Athlon Sports ranked all 125 coaches heading into 2013, and that includes the 10 coaches in the Big 12. First on the list is no surprise and won't get any argument from me.
Kansas State's Bill Snyder checked in at No. 3, behind only Alabama's Nick Saban and Ohio State's Urban Meyer.
"As long as Snyder roams the sidelines in Manhattan, regardless of how many starters Kansas State loses, never count out the Wildcats from the Big 12 title discussion," writes Steve Lassan.
Well said. That'll be put to the test this season. Only eight starters return from last year's Big 12 title team, more than only three teams in college football.
Oklahoma's Bob Stoops showed up at No. 7 on the list, just three spots ahead of TCU's Gary Patterson, at No. 10.
"The Kansas native had no FBS head coaching experience when he was promoted at TCU in 2000 but has eight seasons of 10 or more wins, including a 13-0 mark in 2010," Lassan notes.
You can't deny the growth Art Briles has developed at Baylor, and he's at No. 13 on the list after taking the Bears to three consecutive bowl games for the first time in school history. Things look like they're only getting better in Waco, too.
It's a little surprising to see him two spots ahead of Oklahoma State's Mike Gundy at No. 15, but you could make the case either way. Briles' job was infinitely harder than Gundy's, but you can't argue with Gundy's Big 12 title ring, the Pokes' first in about three decades.
Texas' Mack Brown is all the way down at No. 28. The past three seasons have taken their toll on his national reputation, no doubt. It's been quite a slide for the Longhorns.
"The Longhorns have the talent to win the Big 12 title in 2013. If Texas fails to surpass its 2012 win total (nine), there will be plenty of calls for a coaching change in Austin," Lassan writes.
I definitely agree with that. Huge season waiting in Austin.
Paul Rhoads is at No. 38, 10 spots lower. His reputation perhaps exceeds the actual on-field results, but his degree of difficulty in this league is probably even greater than what Briles faces. Briles at least has the advantage of being close to big-time talent in Central Texas.
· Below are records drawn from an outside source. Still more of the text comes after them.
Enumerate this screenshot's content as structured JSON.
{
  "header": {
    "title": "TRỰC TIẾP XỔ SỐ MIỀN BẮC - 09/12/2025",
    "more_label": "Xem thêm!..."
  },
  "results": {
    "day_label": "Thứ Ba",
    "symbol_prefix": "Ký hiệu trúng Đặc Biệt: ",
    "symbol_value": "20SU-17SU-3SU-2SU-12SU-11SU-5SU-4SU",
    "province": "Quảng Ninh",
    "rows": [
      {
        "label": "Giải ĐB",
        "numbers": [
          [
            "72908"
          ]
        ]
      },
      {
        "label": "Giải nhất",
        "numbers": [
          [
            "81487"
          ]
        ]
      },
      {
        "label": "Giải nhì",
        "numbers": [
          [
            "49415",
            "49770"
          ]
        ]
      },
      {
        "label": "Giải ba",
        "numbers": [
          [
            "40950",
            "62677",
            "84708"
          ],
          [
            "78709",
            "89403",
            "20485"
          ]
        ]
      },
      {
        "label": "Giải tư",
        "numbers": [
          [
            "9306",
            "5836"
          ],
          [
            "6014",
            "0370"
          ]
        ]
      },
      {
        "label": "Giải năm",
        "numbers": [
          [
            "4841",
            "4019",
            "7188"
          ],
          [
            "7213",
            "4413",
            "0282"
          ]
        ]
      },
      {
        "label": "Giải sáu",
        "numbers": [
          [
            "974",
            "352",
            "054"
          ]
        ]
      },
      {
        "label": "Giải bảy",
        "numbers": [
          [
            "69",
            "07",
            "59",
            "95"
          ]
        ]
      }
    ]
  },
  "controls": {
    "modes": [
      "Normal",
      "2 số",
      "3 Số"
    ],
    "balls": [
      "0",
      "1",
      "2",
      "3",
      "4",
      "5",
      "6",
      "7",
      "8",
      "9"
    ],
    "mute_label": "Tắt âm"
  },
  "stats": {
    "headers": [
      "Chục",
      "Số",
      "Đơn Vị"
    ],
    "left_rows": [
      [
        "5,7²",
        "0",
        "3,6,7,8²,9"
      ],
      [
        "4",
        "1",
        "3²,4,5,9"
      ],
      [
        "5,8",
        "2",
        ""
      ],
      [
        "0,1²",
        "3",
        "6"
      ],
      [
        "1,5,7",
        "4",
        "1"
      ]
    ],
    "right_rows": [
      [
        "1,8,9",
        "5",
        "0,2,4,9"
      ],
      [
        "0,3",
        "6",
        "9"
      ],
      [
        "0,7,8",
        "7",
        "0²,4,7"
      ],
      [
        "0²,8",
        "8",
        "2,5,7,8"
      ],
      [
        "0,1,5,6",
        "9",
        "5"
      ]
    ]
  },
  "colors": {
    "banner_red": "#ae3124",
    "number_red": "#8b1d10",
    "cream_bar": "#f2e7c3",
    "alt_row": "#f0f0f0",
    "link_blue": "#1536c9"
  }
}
Rhoads' talent pool in Iowa is a lot different, and convincing guys to come north isn't easy.
Dana Holgorsen showed up at No. 50, which definitely seems low, but when you've only been a head coach for two seasons and have a five-game losing streak in one of them, you surrender some right to argue your status, I'd say. He's got a conference title and a BCS bowl win, but winning the Big East won't impress too many folks.
Kliff Kingsbury is down at No. 66, which is where I'd say all first-year coaches belong to start. Any new first-time coach has potential, but they haven't proven to be great or poor yet. Put 'em in the middle, I say.
Lassan has Charlie Weis at No. 106 after his 1-11 campaign at KU last season.
Here's the full list:
No. 3: Bill Snyder, Kansas State
No. 7: Bob Stoops, Oklahoma
No. 10: Gary Patterson, TCU
No. 13: Art Briles, Baylor
No. 15: Mike Gundy, Oklahoma State
No. 28: Mack Brown, Texas
No. 38: Paul Rhoads, Iowa State
No. 50: Dana Holgorsen, West Virginia
No. 66: Kliff Kingsbury, Texas Tech
No. 106: Charlie Weis, Kansas
That gives the Big 12 half of its coaches in the top 15. Not bad.